I’ve heard a horror story about a patient who was in an auto accident, and when she was taken to the ER the doctors there attempted to “fix” what they thought where problems down there — and completely ruined her GRS. 😱
 
After a year, you can return to Thailand for revisions. The revisions themselves are free, but you need to pay for your flight and hotel.
 
Typically revisions are things like correctly asymmetrical labias, or labias where there’s been a small detachment (which leaves a small hole), or issues around the urethra. Sometimes it’s also cosmetic things — Dr. Suporn intentionally leaves as much tissue as possible in case of tissue necrosis (so that there’s remaining tissue he can work with), but the trade-off is that some patients end up with really large labia, which they don’t like from an aesthetic POV (and yes, I know cisgender women have labias of all different shapes and sizes), but it bothers some people.
 
Some people also have him do the posterior commissure of the vulva (where the outer labia join behind the vaginal opening toward the perineum). Dr. Suporn doesn’t do this initially because dilating would just cause it to tear.

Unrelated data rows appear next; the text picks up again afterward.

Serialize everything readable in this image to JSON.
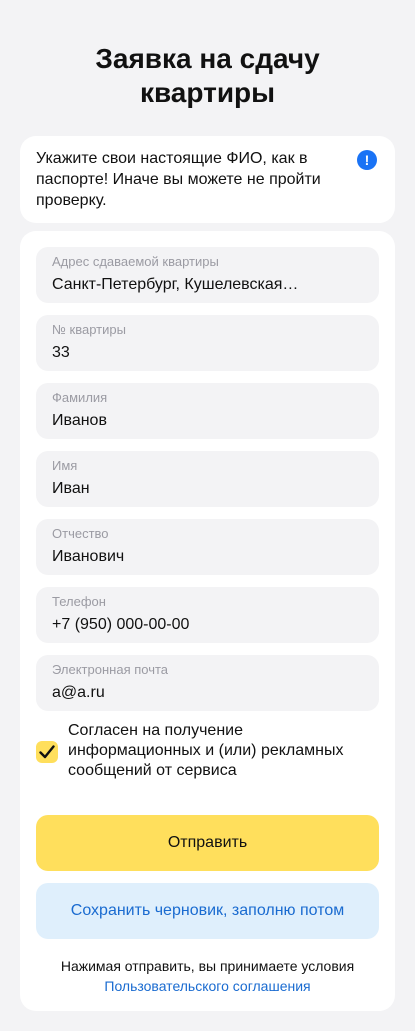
{
  "page": {
    "title_line1": "Заявка на сдачу",
    "title_line2": "квартиры"
  },
  "notice": {
    "text": "Укажите свои настоящие ФИО, как в паспорте! Иначе вы можете не пройти проверку.",
    "icon": "info-icon",
    "icon_glyph": "!",
    "icon_color": "#1a73f5"
  },
  "form": {
    "fields": [
      {
        "label": "Адрес сдаваемой квартиры",
        "value": "Санкт-Петербург, Кушелевская…"
      },
      {
        "label": "№ квартиры",
        "value": "33"
      },
      {
        "label": "Фамилия",
        "value": "Иванов"
      },
      {
        "label": "Имя",
        "value": "Иван"
      },
      {
        "label": "Отчество",
        "value": "Иванович"
      },
      {
        "label": "Телефон",
        "value": "+7 (950) 000-00-00"
      },
      {
        "label": "Электронная почта",
        "value": "a@a.ru"
      }
    ],
    "consent": {
      "checked": true,
      "text": "Согласен на получение информационных и (или) рекламных сообщений от сервиса"
    },
    "submit_label": "Отправить",
    "draft_label": "Сохранить черновик, заполню потом",
    "terms_text": "Нажимая отправить, вы принимаете условия",
    "terms_link": "Пользовательского соглашения"
  },
  "colors": {
    "accent_yellow": "#ffdf5c",
    "link_blue": "#1a6bd0",
    "draft_bg": "#dfeffc",
    "background": "#f3f3f5"
  }
}
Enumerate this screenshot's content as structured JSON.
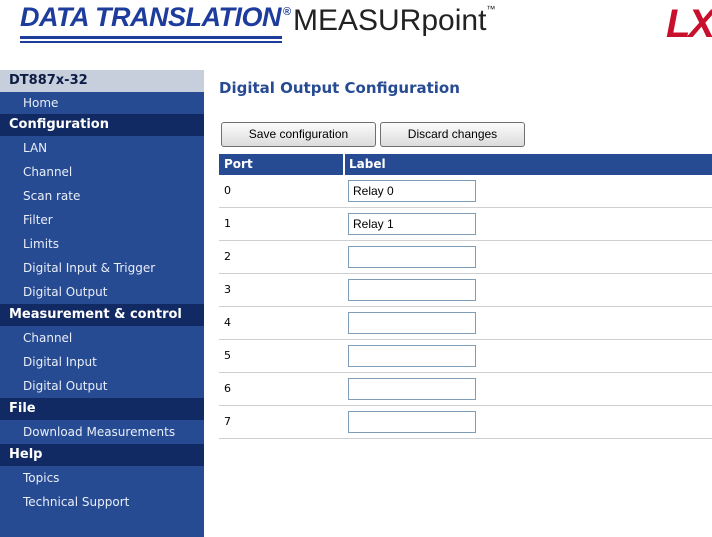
{
  "header": {
    "brand_datatranslation": "DATA TRANSLATION",
    "brand_registered": "®",
    "brand_product": "MEASURpoint",
    "brand_tm": "™",
    "brand_lxi": "LXI"
  },
  "sidebar": {
    "device": "DT887x-32",
    "home": "Home",
    "sections": [
      {
        "title": "Configuration",
        "items": [
          "LAN",
          "Channel",
          "Scan rate",
          "Filter",
          "Limits",
          "Digital Input & Trigger",
          "Digital Output"
        ]
      },
      {
        "title": "Measurement & control",
        "items": [
          "Channel",
          "Digital Input",
          "Digital Output"
        ]
      },
      {
        "title": "File",
        "items": [
          "Download Measurements"
        ]
      },
      {
        "title": "Help",
        "items": [
          "Topics",
          "Technical Support"
        ]
      }
    ]
  },
  "main": {
    "title": "Digital Output Configuration",
    "save_label": "Save configuration",
    "discard_label": "Discard changes",
    "columns": [
      "Port",
      "Label"
    ],
    "rows": [
      {
        "port": "0",
        "label": "Relay 0"
      },
      {
        "port": "1",
        "label": "Relay 1"
      },
      {
        "port": "2",
        "label": ""
      },
      {
        "port": "3",
        "label": ""
      },
      {
        "port": "4",
        "label": ""
      },
      {
        "port": "5",
        "label": ""
      },
      {
        "port": "6",
        "label": ""
      },
      {
        "port": "7",
        "label": ""
      }
    ]
  },
  "colors": {
    "sidebar_bg": "#274b93",
    "section_bg": "#112a63",
    "title_bg": "#c7cedc",
    "brand_blue": "#1d3c9c",
    "lxi_red": "#c8102e"
  }
}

He’ll only do it if you can skip dilation for about a month, and one trade-off is that it does make your a bit tighter (since the reconstructed skin isn’t quite as stretchy as the factory-installed tissue). It’s one of the “tells” that someone’s had GRS, but honestly I doubt very many cisgender people notice. OTOH, we trans women can be extremely self-conscious about a variety of things that cisgender rarely notice.

GRS Post-Op Day 24 – Mall Rat afternoon

Mall Rat afternoon at Chon Buri’s Central Plaza mall, just for a change of scenery — and of cuisine. The third floor here is mostly restaurant, and for some reason there’s lot of Japanese restaurants. So bento box with sashimi!
 
This particular mall is pretty “Western” — except in lots of ways that it’s not. The ground floor looks a lot like your standard mall, but you get further back, there’s things like what appears to be auto dealership selling cars in the middle of the mall walkway.
 
The second floor is home to 40+ stalls (I lost count) selling cell phone accessories. Not sure how they all stay in business, but evidently there must be enough.
 
Basemen floor has lots of little stalls (like 6×6) selling clothing. Lots of cute stuff, but sadly I’m not Asian-sized, so almost all of it is too small.
 
But it’s enjoyable just soaking up the atmosphere. I’ve not had an overseas trip for a vacation in a couple years, and this makes me realize how much I miss that. There’s something about being in an unfamiliar environment and culture that’s very stimulating and rejuvenating for me.

GRS Post-Op 24 – Crash Out Time

TMW you have a complete post-surgery energy crash. I got back from the mall this afternoon and planned to take a short nap before dilating — and work up hours later, only because I’d set an alarm for when to take my next round of pain meds. Otherwise I would’ve probably slept all night.
 
I’ve reminded people about the good advice I got before my facial feminization surgery: only do 20% of what you think you’re capable of doing, since you’re running on reserves.
 
Obviously, I wasn’t good about following my own advice….
 
I think it was due to a combination of a couple long walks in the past few days, plus the continued sleep deprivation, since I’m usually waking up several times a night due to pain, or the need to take pain meds. And being outside the last couple days have meant I’ve missed my afternoon nap.
 
Clearly tomorrow needs to be more of a rest day, although the only thing on the agenda is a two-hour Thai massage.
 
But good lesson to remember when I’m back home.

GRS Post-Op Day 22 – Not Your Average Tourist Destination

Aside from being hot and muggy, and walking being difficult at times, another reason I haven’t done much exploring is that the hotel and clinic are along the main highway that runs through downtown Chon Buri, which is pretty urban and gritty.
 
The highway is so busy that the only way you can cross it is via the pedestrian overpasses every half kilometer or so.
 
So not exactly a place for a relaxing stroll.
 
Consequently, it’s mostly been resting at the hotel, visiting the clinic for check-ups, going to the mall occasionally for a change of scenery, as well as short trips in the area surrounding hotel to go out to eat or take care of errands.